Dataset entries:
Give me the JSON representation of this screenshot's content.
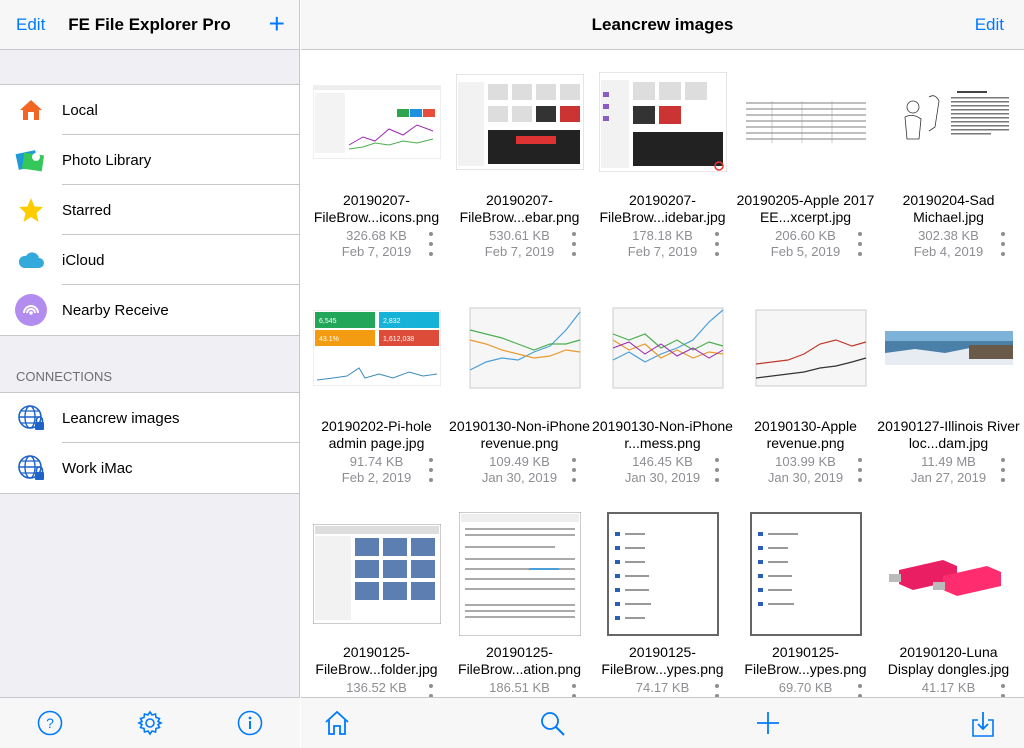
{
  "sidebar": {
    "edit_label": "Edit",
    "title": "FE File Explorer Pro",
    "add_label": "+",
    "items": [
      {
        "label": "Local",
        "icon": "house-icon"
      },
      {
        "label": "Photo Library",
        "icon": "photo-library-icon"
      },
      {
        "label": "Starred",
        "icon": "star-icon"
      },
      {
        "label": "iCloud",
        "icon": "icloud-icon"
      },
      {
        "label": "Nearby Receive",
        "icon": "nearby-receive-icon"
      }
    ],
    "connections_header": "CONNECTIONS",
    "connections": [
      {
        "label": "Leancrew images",
        "icon": "globe-lock-icon"
      },
      {
        "label": "Work iMac",
        "icon": "globe-lock-icon"
      }
    ],
    "toolbar": [
      "help-icon",
      "settings-gear-icon",
      "info-icon"
    ]
  },
  "main": {
    "title": "Leancrew images",
    "edit_label": "Edit",
    "files": [
      {
        "name": "20190207-FileBrow...icons.png",
        "size": "326.68 KB",
        "date": "Feb 7, 2019"
      },
      {
        "name": "20190207-FileBrow...ebar.png",
        "size": "530.61 KB",
        "date": "Feb 7, 2019"
      },
      {
        "name": "20190207-FileBrow...idebar.jpg",
        "size": "178.18 KB",
        "date": "Feb 7, 2019"
      },
      {
        "name": "20190205-Apple 2017 EE...xcerpt.jpg",
        "size": "206.60 KB",
        "date": "Feb 5, 2019"
      },
      {
        "name": "20190204-Sad Michael.jpg",
        "size": "302.38 KB",
        "date": "Feb 4, 2019"
      },
      {
        "name": "20190202-Pi-hole admin page.jpg",
        "size": "91.74 KB",
        "date": "Feb 2, 2019"
      },
      {
        "name": "20190130-Non-iPhone revenue.png",
        "size": "109.49 KB",
        "date": "Jan 30, 2019"
      },
      {
        "name": "20190130-Non-iPhone r...mess.png",
        "size": "146.45 KB",
        "date": "Jan 30, 2019"
      },
      {
        "name": "20190130-Apple revenue.png",
        "size": "103.99 KB",
        "date": "Jan 30, 2019"
      },
      {
        "name": "20190127-Illinois River loc...dam.jpg",
        "size": "11.49 MB",
        "date": "Jan 27, 2019"
      },
      {
        "name": "20190125-FileBrow...folder.jpg",
        "size": "136.52 KB",
        "date": ""
      },
      {
        "name": "20190125-FileBrow...ation.png",
        "size": "186.51 KB",
        "date": ""
      },
      {
        "name": "20190125-FileBrow...ypes.png",
        "size": "74.17 KB",
        "date": ""
      },
      {
        "name": "20190125-FileBrow...ypes.png",
        "size": "69.70 KB",
        "date": ""
      },
      {
        "name": "20190120-Luna Display dongles.jpg",
        "size": "41.17 KB",
        "date": ""
      }
    ],
    "toolbar": [
      "home-icon",
      "search-icon",
      "add-icon",
      "download-icon"
    ]
  },
  "colors": {
    "accent": "#007aff",
    "sidebar_bg": "#efeff4",
    "secondary_text": "#8e8e93"
  }
}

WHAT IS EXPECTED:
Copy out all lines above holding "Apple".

PROBLEM SOLUTION:
        "name": "20190205-Apple 2017 EE...xcerpt.jpg",
        "name": "20190130-Apple revenue.png",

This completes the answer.